Output every entry below exactly, without its pictures.

**Input**
========
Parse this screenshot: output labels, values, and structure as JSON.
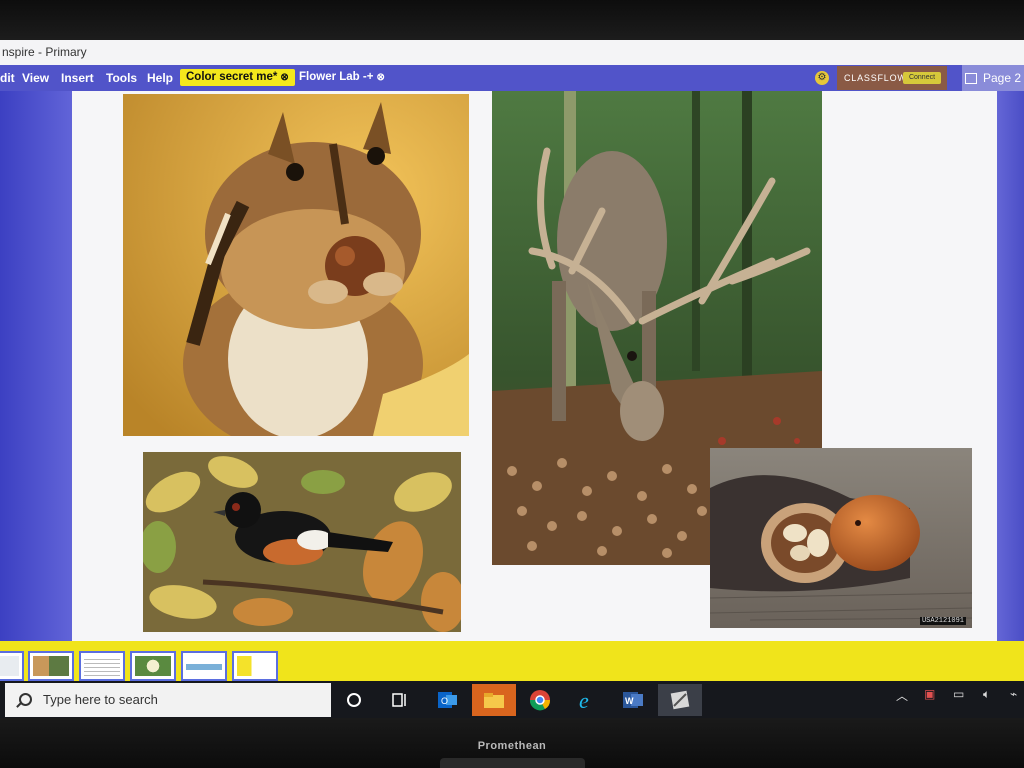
{
  "window": {
    "title": "nspire - Primary"
  },
  "menu": {
    "items": [
      "dit",
      "View",
      "Insert",
      "Tools",
      "Help"
    ]
  },
  "flipchart_tabs": [
    {
      "label": "Color secret me*",
      "active": true
    },
    {
      "label": "Flower Lab -+",
      "active": false
    }
  ],
  "classflow": {
    "label": "CLASSFLOW",
    "connect_label": "Connect"
  },
  "page_indicator": {
    "label": "Page 2"
  },
  "canvas": {
    "photo_id": "USA2121091"
  },
  "page_sorter": {
    "thumbnail_count": 6
  },
  "taskbar": {
    "search_placeholder": "Type here to search",
    "apps": [
      "cortana-circle",
      "task-view",
      "outlook",
      "file-explorer",
      "chrome",
      "internet-explorer",
      "word",
      "activinspire"
    ]
  },
  "bezel": {
    "brand": "Promethean"
  },
  "colors": {
    "menu_bar": "#5154c9",
    "active_tab": "#f4e81c",
    "page_sorter": "#f0e41b",
    "canvas": "#f6f6f8"
  }
}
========
**Task response**
Parse this screenshot: output labels, values, and structure as JSON.
{
  "window": {
    "title": "nspire - Primary"
  },
  "menu": {
    "items": [
      "dit",
      "View",
      "Insert",
      "Tools",
      "Help"
    ]
  },
  "flipchart_tabs": [
    {
      "label": "Color secret me*",
      "active": true
    },
    {
      "label": "Flower Lab -+",
      "active": false
    }
  ],
  "classflow": {
    "label": "CLASSFLOW",
    "connect_label": "Connect"
  },
  "page_indicator": {
    "label": "Page 2"
  },
  "canvas": {
    "photo_id": "USA2121091"
  },
  "page_sorter": {
    "thumbnail_count": 6
  },
  "taskbar": {
    "search_placeholder": "Type here to search",
    "apps": [
      "cortana-circle",
      "task-view",
      "outlook",
      "file-explorer",
      "chrome",
      "internet-explorer",
      "word",
      "activinspire"
    ]
  },
  "bezel": {
    "brand": "Promethean"
  },
  "colors": {
    "menu_bar": "#5154c9",
    "active_tab": "#f4e81c",
    "page_sorter": "#f0e41b",
    "canvas": "#f6f6f8"
  }
}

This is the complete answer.